Any religion which professes to be concerned about the souls of men and is not concerned about the social and economic conditions that scar the soul, is a spirituality moribund religion.
Church members were convicted to become activists not in spite of their religion but because of it.
Though King was convinced of nonviolence by the philosophy and accomplishments of Mahatma Gandhi in India, this can really be traced back to the New Testament. The Gospel of Matthew recounts Jesus teaching this very philosophy: “You have heard that it was said, ‘An eye for an eye and a tooth for a tooth’. But I tell you, don’t resist an evildoer. On the contrary, if anyone slaps you on your right cheek, turn the other to him also.”
King saw this connection between the biblical ethic and Gandhi’s philosophy,
Gandhi was probably the first person in history to lift the love ethic of Jesus above mere interaction between individuals to a powerful and effective social force on a large scale. Love, for Gandhi, was a potent instrument for social and collective transformation. It was in this Gandhian emphasis on love and nonviolence that I discovered the method for social reform that I had been seeking.
Martin Luther King Jr, Black churches and individual Black persons in the US rose above their struggle for freedom and civil rights because the Bible told them it should be so! They faced the taunts, the slaps, the dogs and the water cannons, and did not respond in kind. They faced violence with nonviolence because they believed the Holy Spirit could work through them to change hearts and minds, not just in individual White Americans but in the social and political systems of their country.
Like the early Church that showed mercy in tending to their sick neighbours, the Civil Rights Movement showed mercy by not retaliating, so as to demonstrate a better way for White and Black Americans to be in relationship with each other and with their God.
Acting with and celebrating mercy, constant love, kindness or faithfulness —call it what you want— this is expected of us by God because it opens us up to the free, full and forever life, AND it prepares our neighbours for placing their faith in Jesus AND encourages the social and economic and political systems of our culture to be more equitable.
You may think there is nothing you can do, you are too small, too insignificant to make a difference. Be that as it may, even random kindness and senseless acts of beauty change hearts!
God wants us to follow the example of Jesus. So take your relationships, and how you interact with others, seriously. Show mercy, loyalty, kindness and faithfulness for your part, as if to the Lord. Following the Law of Reciprocity, the other person will be more inclined to respond with kindness, loyalty, mercy and faithfulness.
The same goes for the systems of our world. Interacting with the social, justice and political systems with kindness and mercy is significantly harder, but we can use our resources, positions and influence to steer the systems of our culture toward equity and fair. Then Australia just might become the egalitarian society it purports to be. It starts with us!

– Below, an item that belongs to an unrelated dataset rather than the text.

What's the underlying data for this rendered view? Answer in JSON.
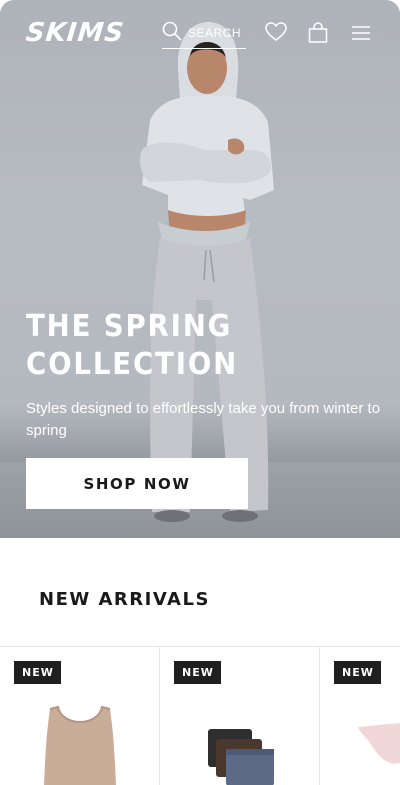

Live upright in an upside down world and do not count the cost to yourself … because it is simply the right thing to do and will encourage others to do the same!
These verses sound very much like an entrance liturgy, similar to Psalms 15 and 24.
See Deut 12:31; 18:10; Jer 19:5; Ezek 16:20.
Daniel J. Simundson, “The Book of Micah,” in New Interpreter’s Bible, ed. Leander E. Keck, vol. 7 (Nashville: Abingdon Press, 1994–2004), 580.
Rodney Stark, The Triumph of Christianity (New York, NY, USA: HarperCollins, 2011), pg 112.
Dionysius, Festival Letters, in Eusebius, The History of the Church, 7.22.
William H. McNeill, Plgues and Peoples (Garden City, NY, USA: Doubleday, 1976), pg 108.
Martin Luther King Jr, ibid.